Entries from a dataset of interfaces:
- Opening Delimiter -

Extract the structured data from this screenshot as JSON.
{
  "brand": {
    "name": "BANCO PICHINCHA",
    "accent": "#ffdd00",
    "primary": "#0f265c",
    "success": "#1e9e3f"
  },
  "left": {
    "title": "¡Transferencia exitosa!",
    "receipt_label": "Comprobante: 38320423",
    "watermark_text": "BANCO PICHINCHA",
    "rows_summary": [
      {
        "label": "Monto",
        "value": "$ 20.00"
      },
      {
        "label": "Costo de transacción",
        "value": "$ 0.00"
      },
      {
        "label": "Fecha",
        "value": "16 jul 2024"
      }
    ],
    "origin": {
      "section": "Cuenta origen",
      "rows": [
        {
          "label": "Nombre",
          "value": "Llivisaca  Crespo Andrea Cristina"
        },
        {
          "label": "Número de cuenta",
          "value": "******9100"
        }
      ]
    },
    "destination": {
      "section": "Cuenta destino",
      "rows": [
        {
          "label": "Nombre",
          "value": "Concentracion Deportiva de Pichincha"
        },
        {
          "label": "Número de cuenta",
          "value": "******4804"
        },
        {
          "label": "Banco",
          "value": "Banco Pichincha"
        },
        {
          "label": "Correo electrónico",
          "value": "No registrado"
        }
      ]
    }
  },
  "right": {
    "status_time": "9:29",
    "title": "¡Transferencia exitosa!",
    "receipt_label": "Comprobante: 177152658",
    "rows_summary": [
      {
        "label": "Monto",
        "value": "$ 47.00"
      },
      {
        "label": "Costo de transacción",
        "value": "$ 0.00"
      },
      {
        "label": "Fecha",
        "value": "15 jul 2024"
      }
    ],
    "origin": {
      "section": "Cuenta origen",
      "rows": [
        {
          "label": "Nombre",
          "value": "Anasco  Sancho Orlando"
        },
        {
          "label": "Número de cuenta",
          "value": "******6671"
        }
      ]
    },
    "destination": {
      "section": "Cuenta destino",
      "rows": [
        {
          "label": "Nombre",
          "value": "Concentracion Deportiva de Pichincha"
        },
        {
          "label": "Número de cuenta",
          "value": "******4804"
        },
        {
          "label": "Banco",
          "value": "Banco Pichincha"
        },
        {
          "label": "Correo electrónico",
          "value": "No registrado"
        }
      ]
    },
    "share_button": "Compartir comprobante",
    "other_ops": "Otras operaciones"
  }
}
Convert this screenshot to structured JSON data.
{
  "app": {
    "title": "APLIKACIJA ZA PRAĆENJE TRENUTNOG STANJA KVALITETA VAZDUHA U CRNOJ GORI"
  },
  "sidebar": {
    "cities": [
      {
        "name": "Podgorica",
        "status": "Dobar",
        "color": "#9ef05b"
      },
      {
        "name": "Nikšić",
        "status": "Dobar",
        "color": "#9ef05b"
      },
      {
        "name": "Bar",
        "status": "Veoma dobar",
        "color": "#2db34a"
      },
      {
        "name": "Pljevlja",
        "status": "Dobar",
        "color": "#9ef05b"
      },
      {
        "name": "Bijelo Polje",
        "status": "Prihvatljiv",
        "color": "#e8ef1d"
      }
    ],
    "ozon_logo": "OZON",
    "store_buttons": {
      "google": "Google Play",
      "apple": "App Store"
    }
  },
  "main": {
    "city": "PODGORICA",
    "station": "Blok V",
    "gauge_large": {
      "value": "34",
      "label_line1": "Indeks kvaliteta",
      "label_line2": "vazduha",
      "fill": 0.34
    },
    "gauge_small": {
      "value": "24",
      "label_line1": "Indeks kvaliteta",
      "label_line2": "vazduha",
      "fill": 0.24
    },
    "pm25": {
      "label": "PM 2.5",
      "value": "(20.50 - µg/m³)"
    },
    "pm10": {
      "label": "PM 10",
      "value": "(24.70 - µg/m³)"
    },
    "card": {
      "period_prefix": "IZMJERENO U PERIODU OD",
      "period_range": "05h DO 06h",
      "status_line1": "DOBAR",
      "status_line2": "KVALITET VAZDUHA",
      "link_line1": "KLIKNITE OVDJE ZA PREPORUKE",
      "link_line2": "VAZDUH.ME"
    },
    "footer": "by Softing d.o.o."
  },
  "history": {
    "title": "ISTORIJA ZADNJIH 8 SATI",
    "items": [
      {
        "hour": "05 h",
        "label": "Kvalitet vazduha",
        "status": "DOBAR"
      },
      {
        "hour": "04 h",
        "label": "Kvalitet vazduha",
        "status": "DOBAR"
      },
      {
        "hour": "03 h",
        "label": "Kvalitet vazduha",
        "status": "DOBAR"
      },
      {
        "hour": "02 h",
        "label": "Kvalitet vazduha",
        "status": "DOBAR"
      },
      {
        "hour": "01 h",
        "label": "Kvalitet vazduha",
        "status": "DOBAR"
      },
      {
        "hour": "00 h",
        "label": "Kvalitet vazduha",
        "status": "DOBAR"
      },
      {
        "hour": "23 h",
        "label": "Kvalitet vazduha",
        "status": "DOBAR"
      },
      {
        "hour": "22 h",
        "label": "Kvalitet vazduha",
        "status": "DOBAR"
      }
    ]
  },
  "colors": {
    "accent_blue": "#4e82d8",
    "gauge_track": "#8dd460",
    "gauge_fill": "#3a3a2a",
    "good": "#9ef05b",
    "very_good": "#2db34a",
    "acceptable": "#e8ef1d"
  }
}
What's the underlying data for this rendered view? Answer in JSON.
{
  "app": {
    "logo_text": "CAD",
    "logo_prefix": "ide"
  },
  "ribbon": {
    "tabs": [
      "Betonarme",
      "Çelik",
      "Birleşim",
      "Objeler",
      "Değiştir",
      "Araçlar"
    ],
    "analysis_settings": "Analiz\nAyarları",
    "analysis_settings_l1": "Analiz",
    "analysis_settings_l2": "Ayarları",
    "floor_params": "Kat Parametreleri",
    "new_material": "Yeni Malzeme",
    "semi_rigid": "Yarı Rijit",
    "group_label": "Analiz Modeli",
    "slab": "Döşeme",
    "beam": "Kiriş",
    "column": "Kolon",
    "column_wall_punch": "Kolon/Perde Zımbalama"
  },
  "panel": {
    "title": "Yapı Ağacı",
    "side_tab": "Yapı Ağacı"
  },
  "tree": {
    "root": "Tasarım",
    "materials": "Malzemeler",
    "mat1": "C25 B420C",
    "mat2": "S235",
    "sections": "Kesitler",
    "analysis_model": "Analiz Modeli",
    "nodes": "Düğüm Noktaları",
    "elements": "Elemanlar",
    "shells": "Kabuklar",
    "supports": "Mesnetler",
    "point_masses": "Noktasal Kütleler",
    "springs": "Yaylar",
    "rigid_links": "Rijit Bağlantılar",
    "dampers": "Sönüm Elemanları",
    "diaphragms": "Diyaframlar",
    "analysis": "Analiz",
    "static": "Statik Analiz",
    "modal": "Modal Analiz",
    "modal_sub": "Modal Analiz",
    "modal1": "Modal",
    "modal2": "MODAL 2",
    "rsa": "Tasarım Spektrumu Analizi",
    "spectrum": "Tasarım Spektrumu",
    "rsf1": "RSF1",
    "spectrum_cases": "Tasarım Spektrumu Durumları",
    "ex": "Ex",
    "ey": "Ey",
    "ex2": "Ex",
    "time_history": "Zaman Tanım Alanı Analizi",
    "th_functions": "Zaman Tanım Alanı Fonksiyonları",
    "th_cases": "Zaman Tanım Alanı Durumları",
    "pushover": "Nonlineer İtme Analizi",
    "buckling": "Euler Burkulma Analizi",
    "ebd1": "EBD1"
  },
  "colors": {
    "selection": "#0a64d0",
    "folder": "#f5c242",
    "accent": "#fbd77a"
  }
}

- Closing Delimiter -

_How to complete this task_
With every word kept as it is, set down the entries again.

_Completed exercise_
Extract the structured data from this screenshot as JSON.
{
  "brand": {
    "name": "BANCO PICHINCHA",
    "accent": "#ffdd00",
    "primary": "#0f265c",
    "success": "#1e9e3f"
  },
  "left": {
    "title": "¡Transferencia exitosa!",
    "receipt_label": "Comprobante: 38320423",
    "watermark_text": "BANCO PICHINCHA",
    "rows_summary": [
      {
        "label": "Monto",
        "value": "$ 20.00"
      },
      {
        "label": "Costo de transacción",
        "value": "$ 0.00"
      },
      {
        "label": "Fecha",
        "value": "16 jul 2024"
      }
    ],
    "origin": {
      "section": "Cuenta origen",
      "rows": [
        {
          "label": "Nombre",
          "value": "Llivisaca  Crespo Andrea Cristina"
        },
        {
          "label": "Número de cuenta",
          "value": "******9100"
        }
      ]
    },
    "destination": {
      "section": "Cuenta destino",
      "rows": [
        {
          "label": "Nombre",
          "value": "Concentracion Deportiva de Pichincha"
        },
        {
          "label": "Número de cuenta",
          "value": "******4804"
        },
        {
          "label": "Banco",
          "value": "Banco Pichincha"
        },
        {
          "label": "Correo electrónico",
          "value": "No registrado"
        }
      ]
    }
  },
  "right": {
    "status_time": "9:29",
    "title": "¡Transferencia exitosa!",
    "receipt_label": "Comprobante: 177152658",
    "rows_summary": [
      {
        "label": "Monto",
        "value": "$ 47.00"
      },
      {
        "label": "Costo de transacción",
        "value": "$ 0.00"
      },
      {
        "label": "Fecha",
        "value": "15 jul 2024"
      }
    ],
    "origin": {
      "section": "Cuenta origen",
      "rows": [
        {
          "label": "Nombre",
          "value": "Anasco  Sancho Orlando"
        },
        {
          "label": "Número de cuenta",
          "value": "******6671"
        }
      ]
    },
    "destination": {
      "section": "Cuenta destino",
      "rows": [
        {
          "label": "Nombre",
          "value": "Concentracion Deportiva de Pichincha"
        },
        {
          "label": "Número de cuenta",
          "value": "******4804"
        },
        {
          "label": "Banco",
          "value": "Banco Pichincha"
        },
        {
          "label": "Correo electrónico",
          "value": "No registrado"
        }
      ]
    },
    "share_button": "Compartir comprobante",
    "other_ops": "Otras operaciones"
  }
}
Convert this screenshot to structured JSON data.
{
  "app": {
    "title": "APLIKACIJA ZA PRAĆENJE TRENUTNOG STANJA KVALITETA VAZDUHA U CRNOJ GORI"
  },
  "sidebar": {
    "cities": [
      {
        "name": "Podgorica",
        "status": "Dobar",
        "color": "#9ef05b"
      },
      {
        "name": "Nikšić",
        "status": "Dobar",
        "color": "#9ef05b"
      },
      {
        "name": "Bar",
        "status": "Veoma dobar",
        "color": "#2db34a"
      },
      {
        "name": "Pljevlja",
        "status": "Dobar",
        "color": "#9ef05b"
      },
      {
        "name": "Bijelo Polje",
        "status": "Prihvatljiv",
        "color": "#e8ef1d"
      }
    ],
    "ozon_logo": "OZON",
    "store_buttons": {
      "google": "Google Play",
      "apple": "App Store"
    }
  },
  "main": {
    "city": "PODGORICA",
    "station": "Blok V",
    "gauge_large": {
      "value": "34",
      "label_line1": "Indeks kvaliteta",
      "label_line2": "vazduha",
      "fill": 0.34
    },
    "gauge_small": {
      "value": "24",
      "label_line1": "Indeks kvaliteta",
      "label_line2": "vazduha",
      "fill": 0.24
    },
    "pm25": {
      "label": "PM 2.5",
      "value": "(20.50 - µg/m³)"
    },
    "pm10": {
      "label": "PM 10",
      "value": "(24.70 - µg/m³)"
    },
    "card": {
      "period_prefix": "IZMJERENO U PERIODU OD",
      "period_range": "05h DO 06h",
      "status_line1": "DOBAR",
      "status_line2": "KVALITET VAZDUHA",
      "link_line1": "KLIKNITE OVDJE ZA PREPORUKE",
      "link_line2": "VAZDUH.ME"
    },
    "footer": "by Softing d.o.o."
  },
  "history": {
    "title": "ISTORIJA ZADNJIH 8 SATI",
    "items": [
      {
        "hour": "05 h",
        "label": "Kvalitet vazduha",
        "status": "DOBAR"
      },
      {
        "hour": "04 h",
        "label": "Kvalitet vazduha",
        "status": "DOBAR"
      },
      {
        "hour": "03 h",
        "label": "Kvalitet vazduha",
        "status": "DOBAR"
      },
      {
        "hour": "02 h",
        "label": "Kvalitet vazduha",
        "status": "DOBAR"
      },
      {
        "hour": "01 h",
        "label": "Kvalitet vazduha",
        "status": "DOBAR"
      },
      {
        "hour": "00 h",
        "label": "Kvalitet vazduha",
        "status": "DOBAR"
      },
      {
        "hour": "23 h",
        "label": "Kvalitet vazduha",
        "status": "DOBAR"
      },
      {
        "hour": "22 h",
        "label": "Kvalitet vazduha",
        "status": "DOBAR"
      }
    ]
  },
  "colors": {
    "accent_blue": "#4e82d8",
    "gauge_track": "#8dd460",
    "gauge_fill": "#3a3a2a",
    "good": "#9ef05b",
    "very_good": "#2db34a",
    "acceptable": "#e8ef1d"
  }
}
What's the underlying data for this rendered view? Answer in JSON.
{
  "app": {
    "logo_text": "CAD",
    "logo_prefix": "ide"
  },
  "ribbon": {
    "tabs": [
      "Betonarme",
      "Çelik",
      "Birleşim",
      "Objeler",
      "Değiştir",
      "Araçlar"
    ],
    "analysis_settings": "Analiz\nAyarları",
    "analysis_settings_l1": "Analiz",
    "analysis_settings_l2": "Ayarları",
    "floor_params": "Kat Parametreleri",
    "new_material": "Yeni Malzeme",
    "semi_rigid": "Yarı Rijit",
    "group_label": "Analiz Modeli",
    "slab": "Döşeme",
    "beam": "Kiriş",
    "column": "Kolon",
    "column_wall_punch": "Kolon/Perde Zımbalama"
  },
  "panel": {
    "title": "Yapı Ağacı",
    "side_tab": "Yapı Ağacı"
  },
  "tree": {
    "root": "Tasarım",
    "materials": "Malzemeler",
    "mat1": "C25 B420C",
    "mat2": "S235",
    "sections": "Kesitler",
    "analysis_model": "Analiz Modeli",
    "nodes": "Düğüm Noktaları",
    "elements": "Elemanlar",
    "shells": "Kabuklar",
    "supports": "Mesnetler",
    "point_masses": "Noktasal Kütleler",
    "springs": "Yaylar",
    "rigid_links": "Rijit Bağlantılar",
    "dampers": "Sönüm Elemanları",
    "diaphragms": "Diyaframlar",
    "analysis": "Analiz",
    "static": "Statik Analiz",
    "modal": "Modal Analiz",
    "modal_sub": "Modal Analiz",
    "modal1": "Modal",
    "modal2": "MODAL 2",
    "rsa": "Tasarım Spektrumu Analizi",
    "spectrum": "Tasarım Spektrumu",
    "rsf1": "RSF1",
    "spectrum_cases": "Tasarım Spektrumu Durumları",
    "ex": "Ex",
    "ey": "Ey",
    "ex2": "Ex",
    "time_history": "Zaman Tanım Alanı Analizi",
    "th_functions": "Zaman Tanım Alanı Fonksiyonları",
    "th_cases": "Zaman Tanım Alanı Durumları",
    "pushover": "Nonlineer İtme Analizi",
    "buckling": "Euler Burkulma Analizi",
    "ebd1": "EBD1"
  },
  "colors": {
    "selection": "#0a64d0",
    "folder": "#f5c242",
    "accent": "#fbd77a"
  }
}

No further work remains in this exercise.